The Spanish I heard in Times Square coming from Minny Mouse wasn’t the native tongue of the native Puerto Ricans or Dominicanos.  It was la lengua of the Mexican.  Maybe the Chapinas or the Peruvian.  But it was the accent of the new comers.  They  dressed as Elmo, Spiderman, and Minnie to pose for a dollar or two with the kids of those who stayed in $300 a night hotels in the City.  They crossed borders to stand next to white kids so that their parents could snap pictures of them in the blinking lights.

One guy gets hot and lets slip his facade.  The mask slips revealing a face more fitting inside the Museo Nacional de Antropología than on the streets of Times Square.  Cada de indio as my mother would say of the neighbors.  The face of an indigenista, a face from Southern Mexcio, of Guatemala, of the south.

So Spiderman crossed 9th ave near Port Authority.  Wherever he went, he seemed tired.  Worn from dancing for the Spanish and Italian tourists.  Of hearing the accents of his conquerors and taking the money of his master.  He probably walked to his next job.  His delivery job where he would make a dollar or two running msg-filled Chinese food up six floors up to an uppity Iowan who now calls Manhattan home.  The Iowan feels its his new right to belittle the delivery guy who was five minutes late because he couldn’t walk fast enough.  The rain was too hard, the snow was too cold.

Santiago once pointed out the only people out on the streets during a blizzard were the mojados who were delivering food.

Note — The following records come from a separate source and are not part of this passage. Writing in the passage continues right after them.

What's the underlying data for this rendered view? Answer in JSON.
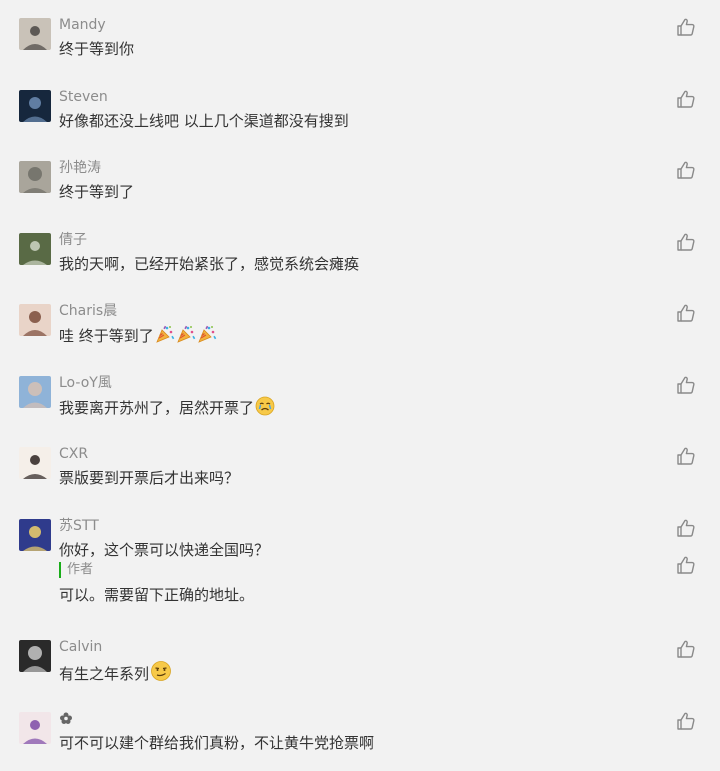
{
  "comments": [
    {
      "nickname": "Mandy",
      "content": "终于等到你",
      "avatar_colors": [
        "#c9c2b8",
        "#4a4643"
      ],
      "emojis": []
    },
    {
      "nickname": "Steven",
      "content": "好像都还没上线吧 以上几个渠道都没有搜到",
      "avatar_colors": [
        "#16273d",
        "#6d8db4"
      ],
      "emojis": []
    },
    {
      "nickname": "孙艳涛",
      "content": "终于等到了",
      "avatar_colors": [
        "#a9a59b",
        "#6f6d66"
      ],
      "emojis": []
    },
    {
      "nickname": "倩子",
      "content": "我的天啊，已经开始紧张了，感觉系统会瘫痪",
      "avatar_colors": [
        "#596a45",
        "#cfd6c5"
      ],
      "emojis": []
    },
    {
      "nickname": "Charis晨",
      "content": "哇 终于等到了",
      "avatar_colors": [
        "#e9d4c8",
        "#7a4b3a"
      ],
      "emojis": [
        "party-popper",
        "party-popper",
        "party-popper"
      ]
    },
    {
      "nickname": "Lo-oY風",
      "content": "我要离开苏州了，居然开票了",
      "avatar_colors": [
        "#8fb3d8",
        "#d7c1b4"
      ],
      "emojis": [
        "sob-face"
      ]
    },
    {
      "nickname": "CXR",
      "content": "票版要到开票后才出来吗？",
      "avatar_colors": [
        "#f5efe9",
        "#2b2220"
      ],
      "emojis": []
    },
    {
      "nickname": "苏STT",
      "content": "你好，这个票可以快递全国吗？",
      "avatar_colors": [
        "#2f3b8c",
        "#f0d26a"
      ],
      "emojis": [],
      "reply": {
        "tag": "作者",
        "text": "可以。需要留下正确的地址。"
      }
    },
    {
      "nickname": "Calvin",
      "content": "有生之年系列",
      "avatar_colors": [
        "#2a2a2a",
        "#c8c8c8"
      ],
      "emojis": [
        "smirk-face"
      ]
    },
    {
      "nickname": "",
      "content": "可不可以建个群给我们真粉，不让黄牛党抢票啊",
      "avatar_colors": [
        "#f2e6e9",
        "#7e4aa6"
      ],
      "emojis": [],
      "nickname_icon": "flower-icon"
    }
  ],
  "colors": {
    "background": "#f2f2f2",
    "nickname": "#8c8c8c",
    "content": "#333333",
    "like_icon": "#8a8a8a",
    "author_accent": "#1aad19"
  }
}
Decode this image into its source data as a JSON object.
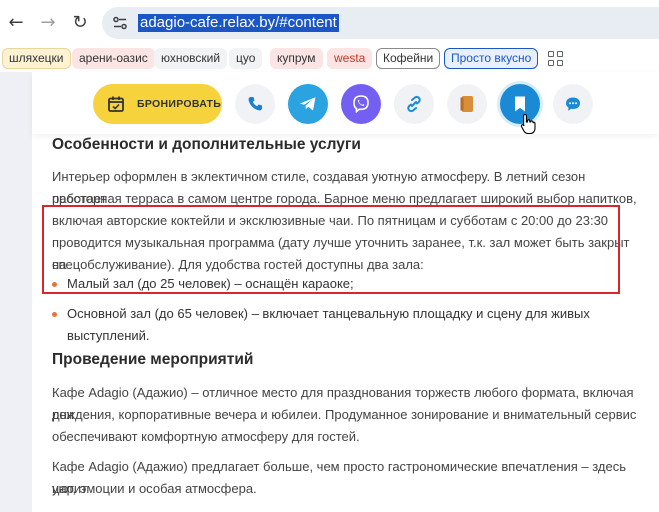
{
  "browser": {
    "url": "adagio-cafe.relax.by/#content",
    "bookmarks": [
      {
        "label": "шляхецки"
      },
      {
        "label": "арени-оазис"
      },
      {
        "label": "юхновский"
      },
      {
        "label": "цуо"
      },
      {
        "label": "купрум"
      },
      {
        "label": "westa"
      },
      {
        "label": "Кофейни"
      },
      {
        "label": "Просто вкусно"
      }
    ]
  },
  "toolbar": {
    "book_label": "БРОНИРОВАТЬ",
    "buttons": [
      "phone-icon",
      "telegram-icon",
      "viber-icon",
      "share-link-icon",
      "menu-book-icon",
      "bookmark-icon",
      "chat-icon"
    ],
    "colors": {
      "book": "#f6d23d",
      "telegram": "#2aa3e0",
      "viber": "#7360f2",
      "bookmark": "#1a8ad4"
    }
  },
  "content": {
    "section1_title": "Особенности и дополнительные услуги",
    "para1_line1": "Интерьер оформлен в эклектичном стиле, создавая уютную атмосферу. В летний сезон работает",
    "para1_line2": "просторная терраса в самом центре города. Барное меню предлагает широкий выбор напитков,",
    "para1_line3": "включая авторские коктейли и эксклюзивные чаи. По пятницам и субботам с 20:00 до 23:30",
    "para1_line4": "проводится музыкальная программа (дату лучше уточнить заранее, т.к. зал может быть закрыт на",
    "para1_line5": "спецобслуживание). Для удобства гостей доступны два зала:",
    "list_item1": "Малый зал (до 25 человек) – оснащён караоке;",
    "list_item2_line1": "Основной зал (до 65 человек) – включает танцевальную площадку и сцену для живых",
    "list_item2_line2": "выступлений.",
    "section2_title": "Проведение мероприятий",
    "para2_line1": "Кафе Adagio (Адажио) – отличное место для празднования торжеств любого формата, включая дни",
    "para2_line2": "рождения, корпоративные вечера и юбилеи. Продуманное зонирование и внимательный сервис",
    "para2_line3": "обеспечивают комфортную атмосферу для гостей.",
    "para3_line1": "Кафе Adagio (Адажио) предлагает больше, чем просто гастрономические впечатления – здесь царит",
    "para3_line2": "уют, эмоции и особая атмосфера."
  }
}
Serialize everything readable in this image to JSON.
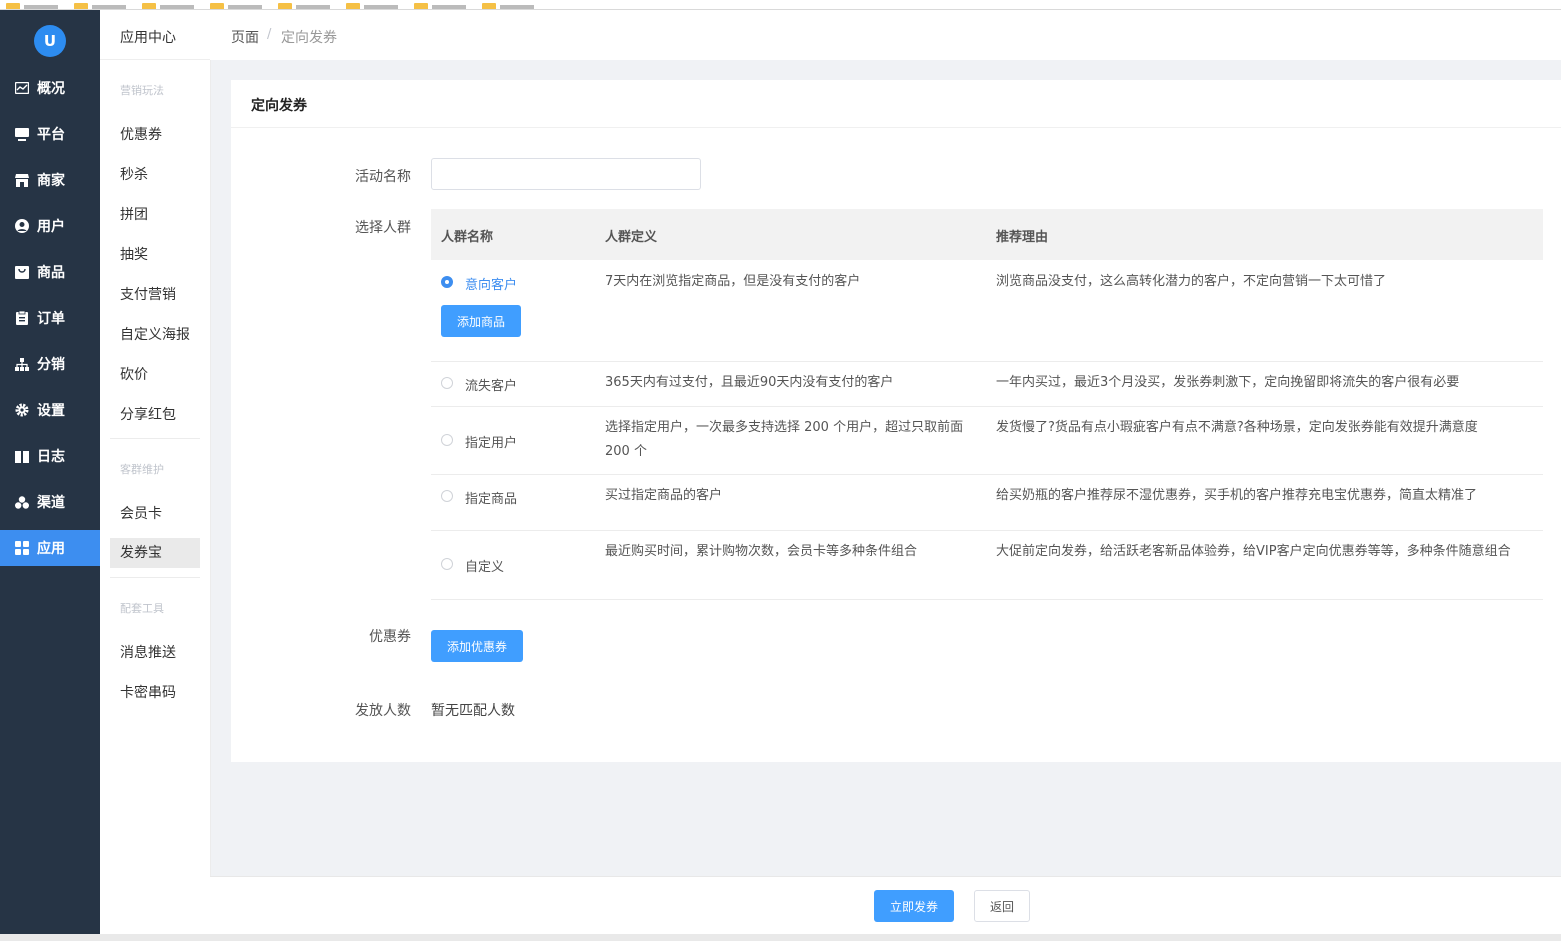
{
  "nav": {
    "logo_text": "U",
    "items": [
      {
        "label": "概况",
        "icon": "chart-icon",
        "active": false
      },
      {
        "label": "平台",
        "icon": "monitor-icon",
        "active": false
      },
      {
        "label": "商家",
        "icon": "store-icon",
        "active": false
      },
      {
        "label": "用户",
        "icon": "user-icon",
        "active": false
      },
      {
        "label": "商品",
        "icon": "bag-icon",
        "active": false
      },
      {
        "label": "订单",
        "icon": "clipboard-icon",
        "active": false
      },
      {
        "label": "分销",
        "icon": "hierarchy-icon",
        "active": false
      },
      {
        "label": "设置",
        "icon": "gear-icon",
        "active": false
      },
      {
        "label": "日志",
        "icon": "book-icon",
        "active": false
      },
      {
        "label": "渠道",
        "icon": "cluster-icon",
        "active": false
      },
      {
        "label": "应用",
        "icon": "grid-icon",
        "active": true
      }
    ]
  },
  "subnav": {
    "title": "应用中心",
    "groups": [
      {
        "title": "营销玩法",
        "items": [
          "优惠券",
          "秒杀",
          "拼团",
          "抽奖",
          "支付营销",
          "自定义海报",
          "砍价",
          "分享红包"
        ]
      },
      {
        "title": "客群维护",
        "items": [
          "会员卡",
          "发券宝"
        ]
      },
      {
        "title": "配套工具",
        "items": [
          "消息推送",
          "卡密串码"
        ]
      }
    ],
    "active_item": "发券宝"
  },
  "breadcrumb": {
    "root": "页面",
    "separator": "/",
    "current": "定向发券"
  },
  "card": {
    "title": "定向发券"
  },
  "form": {
    "name_label": "活动名称",
    "name_value": "",
    "crowd_label": "选择人群",
    "coupon_label": "优惠券",
    "add_coupon_button": "添加优惠券",
    "count_label": "发放人数",
    "count_value": "暂无匹配人数"
  },
  "table": {
    "headers": [
      "人群名称",
      "人群定义",
      "推荐理由"
    ],
    "rows": [
      {
        "name": "意向客户",
        "selected": true,
        "definition": "7天内在浏览指定商品，但是没有支付的客户",
        "reason": "浏览商品没支付，这么高转化潜力的客户，不定向营销一下太可惜了",
        "button": "添加商品"
      },
      {
        "name": "流失客户",
        "selected": false,
        "definition": "365天内有过支付，且最近90天内没有支付的客户",
        "reason": "一年内买过，最近3个月没买，发张券刺激下，定向挽留即将流失的客户很有必要"
      },
      {
        "name": "指定用户",
        "selected": false,
        "definition": "选择指定用户，一次最多支持选择 200 个用户，超过只取前面 200 个",
        "reason": "发货慢了?货品有点小瑕疵客户有点不满意?各种场景，定向发张券能有效提升满意度"
      },
      {
        "name": "指定商品",
        "selected": false,
        "definition": "买过指定商品的客户",
        "reason": "给买奶瓶的客户推荐尿不湿优惠券，买手机的客户推荐充电宝优惠券，简直太精准了"
      },
      {
        "name": "自定义",
        "selected": false,
        "definition": "最近购买时间，累计购物次数，会员卡等多种条件组合",
        "reason": "大促前定向发券，给活跃老客新品体验券，给VIP客户定向优惠券等等，多种条件随意组合"
      }
    ]
  },
  "footer": {
    "submit_button": "立即发券",
    "back_button": "返回"
  },
  "colors": {
    "accent": "#409eff",
    "sidebar": "#263445",
    "active_nav": "#3d8ef0"
  }
}
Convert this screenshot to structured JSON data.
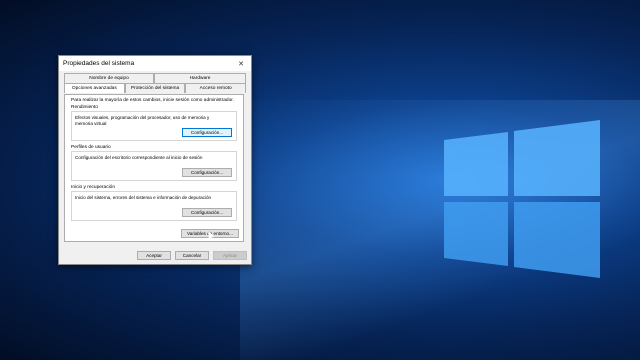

I learned on this trip New York works because of it’s illegal infestation.  An infestation that makes the City move.